Leland, N. E., Elliott, S. J., O’Malley, L., & Murphy, S. L. (2012). Occupational therapy in fall prevention: Current evidence and future directions. American Journal of Occupational Therapy, 66, 149–160.

Elliott, S. J., Ivanescu, A., Leland, N. E., Fogo, J., Painter, J. A., & Trujillo, L. G. (2012). Feasibility of interdisciplinary community-based fall risk screening. American Journal of Occupational Therapy, 66, 161–168.

Painter, J. A., Allison, L., Dhingra, P., Daughtery, J., Cogdill, K., & Trujillo, L. G. (2012). Fear of falling and its relationship with anxiety, depression, and activity engagement among community-dwelling older adults. American Journal of Occupational Therapy, 66, 169–176.


Allied health’s role in health care reform focus of article

An article by College of Allied Health Sciences dean Dr. Stephen W. Thomas with co-editors Dr. Lee McLean, UNC-Chapel Hill, and Alisa Debnam, Council for Allied Health in N.C., “The Role of Allied Health in Health Care Reform,” was published in the September/October 2011 edition of the North Carolina Medical Journal.

The article is available at


Health Sciences debuts ECU Health Beat

Dr. Phyllis Horns

East Carolina University Vice Chancellor for Health Sciences Dr. Phyllis N. Horns has announced the launch of a new blog called ECU Health Beat.

According to Horns’ initial post, the blog will share news from the Brody School of Medicine, the College of Allied Health Sciences, the College of Nursing, the School of Dental Medicine and the Laupus Library.

“We hope the citizens and leaders of the state visit ECU Health Beat to learn about better health, our work in the state, our cutting edge research, and the fine faculty and health professionals we get to work beside,” Horns said in the blog.

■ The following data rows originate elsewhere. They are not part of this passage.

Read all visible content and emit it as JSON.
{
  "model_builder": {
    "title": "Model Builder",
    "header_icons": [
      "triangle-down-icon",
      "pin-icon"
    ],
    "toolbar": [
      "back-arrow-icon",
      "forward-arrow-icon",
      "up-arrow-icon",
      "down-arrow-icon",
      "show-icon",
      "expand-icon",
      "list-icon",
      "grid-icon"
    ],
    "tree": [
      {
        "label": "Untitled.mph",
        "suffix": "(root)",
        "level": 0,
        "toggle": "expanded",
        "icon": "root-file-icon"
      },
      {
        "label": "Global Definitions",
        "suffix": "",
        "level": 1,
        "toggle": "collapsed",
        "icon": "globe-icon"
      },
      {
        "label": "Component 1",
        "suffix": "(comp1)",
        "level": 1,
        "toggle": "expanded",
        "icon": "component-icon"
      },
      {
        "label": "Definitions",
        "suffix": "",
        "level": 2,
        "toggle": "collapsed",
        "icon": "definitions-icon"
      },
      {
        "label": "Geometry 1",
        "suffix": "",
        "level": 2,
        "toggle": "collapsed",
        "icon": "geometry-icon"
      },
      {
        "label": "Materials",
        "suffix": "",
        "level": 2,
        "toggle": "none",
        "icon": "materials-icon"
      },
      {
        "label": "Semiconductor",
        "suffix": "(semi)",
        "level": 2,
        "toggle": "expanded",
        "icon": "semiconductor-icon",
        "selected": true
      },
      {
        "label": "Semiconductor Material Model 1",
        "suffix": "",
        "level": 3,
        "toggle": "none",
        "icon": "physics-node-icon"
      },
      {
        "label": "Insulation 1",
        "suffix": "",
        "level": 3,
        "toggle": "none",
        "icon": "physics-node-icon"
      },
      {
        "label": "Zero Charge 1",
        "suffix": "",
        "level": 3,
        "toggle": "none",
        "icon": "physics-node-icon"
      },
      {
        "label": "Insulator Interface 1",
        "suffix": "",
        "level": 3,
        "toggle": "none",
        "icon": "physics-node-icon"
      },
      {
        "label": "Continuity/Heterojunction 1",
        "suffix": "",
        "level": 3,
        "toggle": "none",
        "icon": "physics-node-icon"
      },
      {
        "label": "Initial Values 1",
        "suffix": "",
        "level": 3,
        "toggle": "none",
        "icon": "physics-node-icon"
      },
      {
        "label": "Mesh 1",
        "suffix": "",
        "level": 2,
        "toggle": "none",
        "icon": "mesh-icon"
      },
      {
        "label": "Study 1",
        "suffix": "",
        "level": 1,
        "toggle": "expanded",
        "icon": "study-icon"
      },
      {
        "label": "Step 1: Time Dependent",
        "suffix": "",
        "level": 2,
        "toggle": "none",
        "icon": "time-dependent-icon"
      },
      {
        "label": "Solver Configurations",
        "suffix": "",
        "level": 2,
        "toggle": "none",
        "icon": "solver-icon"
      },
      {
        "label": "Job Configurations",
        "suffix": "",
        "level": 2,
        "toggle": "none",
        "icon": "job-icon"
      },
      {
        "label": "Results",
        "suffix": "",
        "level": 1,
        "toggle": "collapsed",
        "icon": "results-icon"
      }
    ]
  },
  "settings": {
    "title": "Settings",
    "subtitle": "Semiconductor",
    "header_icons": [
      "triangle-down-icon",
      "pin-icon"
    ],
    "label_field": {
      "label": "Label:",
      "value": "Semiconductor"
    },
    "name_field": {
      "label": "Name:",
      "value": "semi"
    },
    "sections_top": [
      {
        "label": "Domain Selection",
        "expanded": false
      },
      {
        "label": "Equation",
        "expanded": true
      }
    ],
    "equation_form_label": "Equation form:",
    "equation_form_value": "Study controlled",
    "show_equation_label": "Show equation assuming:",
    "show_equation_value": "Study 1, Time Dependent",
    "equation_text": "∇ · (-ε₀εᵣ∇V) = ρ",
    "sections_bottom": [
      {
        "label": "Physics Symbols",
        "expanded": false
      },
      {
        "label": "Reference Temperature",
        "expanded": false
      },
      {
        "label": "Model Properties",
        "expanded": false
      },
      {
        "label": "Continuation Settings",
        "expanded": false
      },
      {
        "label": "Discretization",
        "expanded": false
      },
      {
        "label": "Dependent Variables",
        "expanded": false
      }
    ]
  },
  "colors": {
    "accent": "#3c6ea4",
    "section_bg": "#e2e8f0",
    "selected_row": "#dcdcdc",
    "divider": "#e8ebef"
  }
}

Access ECU Health Beat at


Allied Health Professions Week supplement features Heather Ramsdell

Research by Heather Ramsdell, right, professor in ECU's College of Allied Health Sciences, was featured in a News and Observer special section on Health Professions Appreciation Week.

By Kit Roberson

The ECU College of Allied Health Sciences is celebrating Allied Health Professions Week Nov. 6 – 12.

Allied health professionals constitute 60 percent of all health care providers and work in both the public and private sector.  Clinical lab scientists, physical therapists, occupational therapists, rehabilitation counselors, health information managers, speech-language pathologists, physician assistants and some 80 other professional disciplines perform assessment, provide essential services, support physicians, nurses and dentists and profoundly influence the quality of health care provided across North Carolina and the country.

In celebration of health care workers who provide highly skilled, safe and quality care, The News & Observer partnered with The Council for Allied Health in North Carolina to produce a special section, Celebrating Allied Health Professions Appreciation Week that was included in the Sunday, Nov. 6 newspaper.  The supplement includes an article (p. 5) on Heather Ramsdell’s research on language development.

Ramsdell is assistant professor in the Department of Communication Sciences and Disorders.

As North Carolina’s first and only college of allied health sciences, East Carolina University is the largest provider of allied health professionals in the state.  Approximately 800 undergraduate and graduate students are enrolled in the school’s seven departments. They are led by more than 75 full-time faculty.



Schulman awarded Ph.D.

Kathleen Schulman, interim chair of the Department of Clinical Laboratory Sciences, completed her Ph.D. requirements at Capella University in August. Her degree is in education with a specialization in instructional design for online learning.

Her dissertation is entitled, “A Qualitative Case Study of Instructional Support for Web-Based Simulated Laboratory Exercises in Online college Chemistry Laboratory Courses.”